"Deconstructed and Constructive Logics: Explaining Inclusive Language Change in Queer Nonprofits, 1998-2016."

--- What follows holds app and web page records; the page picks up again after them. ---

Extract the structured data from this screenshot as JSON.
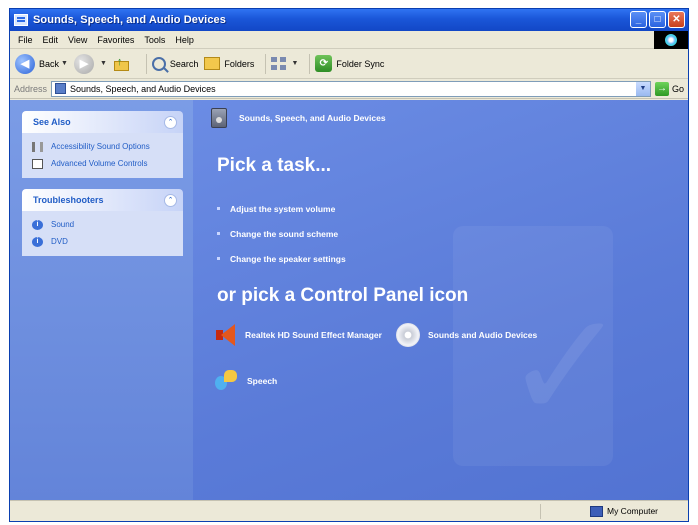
{
  "window": {
    "title": "Sounds, Speech, and Audio Devices",
    "controls": {
      "minimize": "_",
      "maximize": "□",
      "close": "✕"
    }
  },
  "menubar": {
    "items": [
      {
        "label": "File"
      },
      {
        "label": "Edit"
      },
      {
        "label": "View"
      },
      {
        "label": "Favorites"
      },
      {
        "label": "Tools"
      },
      {
        "label": "Help"
      }
    ]
  },
  "toolbar": {
    "back": "Back",
    "search": "Search",
    "folders": "Folders",
    "folder_sync": "Folder Sync"
  },
  "addressbar": {
    "label": "Address",
    "value": "Sounds, Speech, and Audio Devices",
    "go": "Go"
  },
  "taskpane": {
    "see_also": {
      "title": "See Also",
      "items": [
        {
          "label": "Accessibility Sound Options",
          "icon": "speaker-icon"
        },
        {
          "label": "Advanced Volume Controls",
          "icon": "document-icon"
        }
      ]
    },
    "troubleshooters": {
      "title": "Troubleshooters",
      "items": [
        {
          "label": "Sound",
          "icon": "info-icon"
        },
        {
          "label": "DVD",
          "icon": "info-icon"
        }
      ]
    }
  },
  "main": {
    "category_title": "Sounds, Speech, and Audio Devices",
    "pick_task": "Pick a task...",
    "tasks": [
      {
        "label": "Adjust the system volume"
      },
      {
        "label": "Change the sound scheme"
      },
      {
        "label": "Change the speaker settings"
      }
    ],
    "pick_icon": "or pick a Control Panel icon",
    "icons": [
      {
        "label": "Realtek HD Sound Effect Manager"
      },
      {
        "label": "Sounds and Audio Devices"
      },
      {
        "label": "Speech"
      }
    ]
  },
  "statusbar": {
    "location": "My Computer"
  },
  "colors": {
    "titlebar": "#1a56d8",
    "taskpane": "#6f90df",
    "main_bg": "#5a7bd8",
    "link": "#215dc6"
  }
}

The U.S. is presently in the midst of a long, historic cultural transformation – redefining our collective representation to be inclusive of diverse sexual and gender identities. A core logic advancing this inclusion is to discursively recognize an expanded set of discrete, deconstructed identities – gay and lesbian expands to LGBT, LGBTQ, LGBTQIA+, etc. But a newer logic stipulates that inclusion arises through using constructive identities that encompass many fluid experiences under a single term (e.g. “queer”). To understand inclusive change, we leverage a unique meso-level site of cultural (re)production: service and advocacy nonprofit organizations. Using event history models, we investigate inclusive language change by 735 organizations from 1998 to 2016. We supplement analyses of administrative data with semi-structured interviews with thirteen nonprofit leaders, providing converging evidence. Findings showcase how bottom-up, horizontal, and top-down pressures explain both the inclusion of discrete identity labels and the shift to constructive logics.